PROBLEM DETAILS>
Pictures stay out; everything else in the records below is to be repeated exactly.

SOURCE MATERIAL>
»»

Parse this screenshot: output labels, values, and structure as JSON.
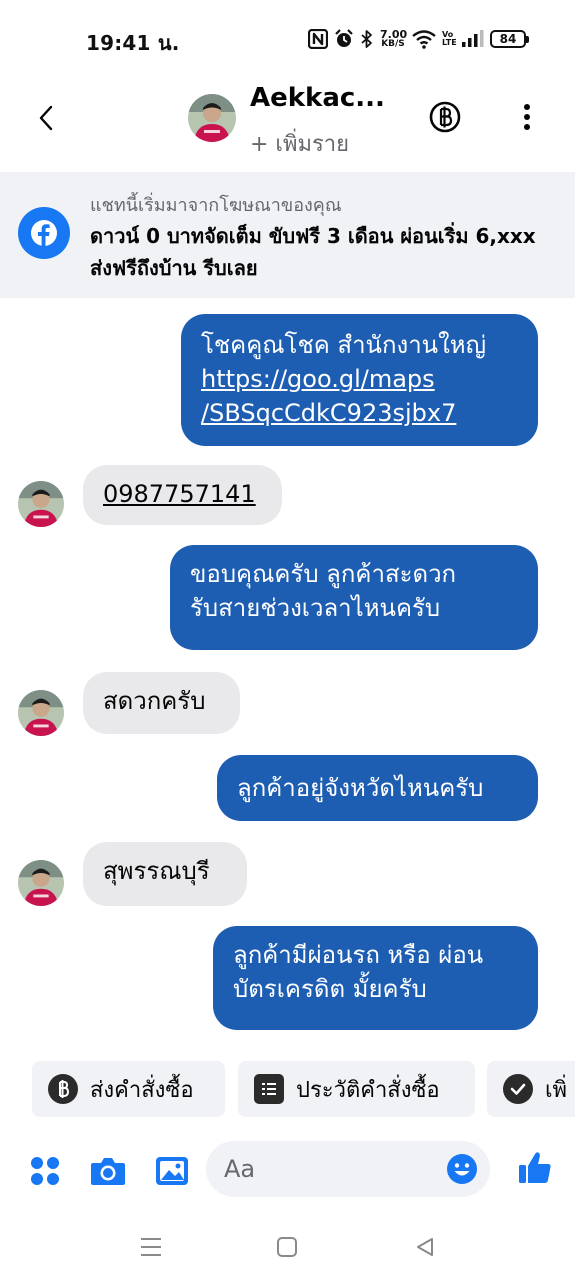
{
  "status_bar": {
    "time": "19:41 น.",
    "net_speed_value": "7.00",
    "net_speed_unit": "KB/S",
    "volte_top": "Vo",
    "volte_bottom": "LTE",
    "battery": "84"
  },
  "header": {
    "contact_name": "Aekkac...",
    "add_member": "+ เพิ่มราย"
  },
  "ad_banner": {
    "source_text": "แชทนี้เริ่มมาจากโฆษณาของคุณ",
    "ad_text": "ดาวน์ 0 บาทจัดเต็ม ขับฟรี 3 เดือน ผ่อนเริ่ม 6,xxx ส่งฟรีถึงบ้าน รีบเลย"
  },
  "messages": {
    "m1_line1": "โชคคูณโชค สำนักงานใหญ่",
    "m1_link_line1": "https://goo.gl/maps",
    "m1_link_line2": "/SBSqcCdkC923sjbx7",
    "m2_phone": "0987757141",
    "m3_line1": "ขอบคุณครับ ลูกค้าสะดวก",
    "m3_line2": "รับสายช่วงเวลาไหนครับ",
    "m4": "สดวกครับ",
    "m5": "ลูกค้าอยู่จังหวัดไหนครับ",
    "m6": "สุพรรณบุรี",
    "m7_line1": "ลูกค้ามีผ่อนรถ หรือ ผ่อน",
    "m7_line2": "บัตรเครดิต มั้ยครับ"
  },
  "quick_actions": {
    "send_order": "ส่งคำสั่งซื้อ",
    "order_history": "ประวัติคำสั่งซื้อ",
    "third": "เพิ่"
  },
  "composer": {
    "placeholder": "Aa"
  },
  "colors": {
    "outgoing_bubble": "#1d5eb3",
    "incoming_bubble": "#e9e9eb",
    "accent": "#1877f2",
    "banner_bg": "#f0f2f5"
  },
  "icons": {
    "back": "chevron-left-icon",
    "baht": "baht-icon",
    "more": "more-vertical-icon",
    "facebook": "facebook-icon",
    "apps": "apps-grid-icon",
    "camera": "camera-icon",
    "gallery": "gallery-icon",
    "emoji": "emoji-icon",
    "like": "thumbs-up-icon"
  }
}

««

EXERCISE ANSWER>
Parse this screenshot: output labels, values, and structure as JSON.
{
  "status_bar": {
    "time": "19:41 น.",
    "net_speed_value": "7.00",
    "net_speed_unit": "KB/S",
    "volte_top": "Vo",
    "volte_bottom": "LTE",
    "battery": "84"
  },
  "header": {
    "contact_name": "Aekkac...",
    "add_member": "+ เพิ่มราย"
  },
  "ad_banner": {
    "source_text": "แชทนี้เริ่มมาจากโฆษณาของคุณ",
    "ad_text": "ดาวน์ 0 บาทจัดเต็ม ขับฟรี 3 เดือน ผ่อนเริ่ม 6,xxx ส่งฟรีถึงบ้าน รีบเลย"
  },
  "messages": {
    "m1_line1": "โชคคูณโชค สำนักงานใหญ่",
    "m1_link_line1": "https://goo.gl/maps",
    "m1_link_line2": "/SBSqcCdkC923sjbx7",
    "m2_phone": "0987757141",
    "m3_line1": "ขอบคุณครับ ลูกค้าสะดวก",
    "m3_line2": "รับสายช่วงเวลาไหนครับ",
    "m4": "สดวกครับ",
    "m5": "ลูกค้าอยู่จังหวัดไหนครับ",
    "m6": "สุพรรณบุรี",
    "m7_line1": "ลูกค้ามีผ่อนรถ หรือ ผ่อน",
    "m7_line2": "บัตรเครดิต มั้ยครับ"
  },
  "quick_actions": {
    "send_order": "ส่งคำสั่งซื้อ",
    "order_history": "ประวัติคำสั่งซื้อ",
    "third": "เพิ่"
  },
  "composer": {
    "placeholder": "Aa"
  },
  "colors": {
    "outgoing_bubble": "#1d5eb3",
    "incoming_bubble": "#e9e9eb",
    "accent": "#1877f2",
    "banner_bg": "#f0f2f5"
  },
  "icons": {
    "back": "chevron-left-icon",
    "baht": "baht-icon",
    "more": "more-vertical-icon",
    "facebook": "facebook-icon",
    "apps": "apps-grid-icon",
    "camera": "camera-icon",
    "gallery": "gallery-icon",
    "emoji": "emoji-icon",
    "like": "thumbs-up-icon"
  }
}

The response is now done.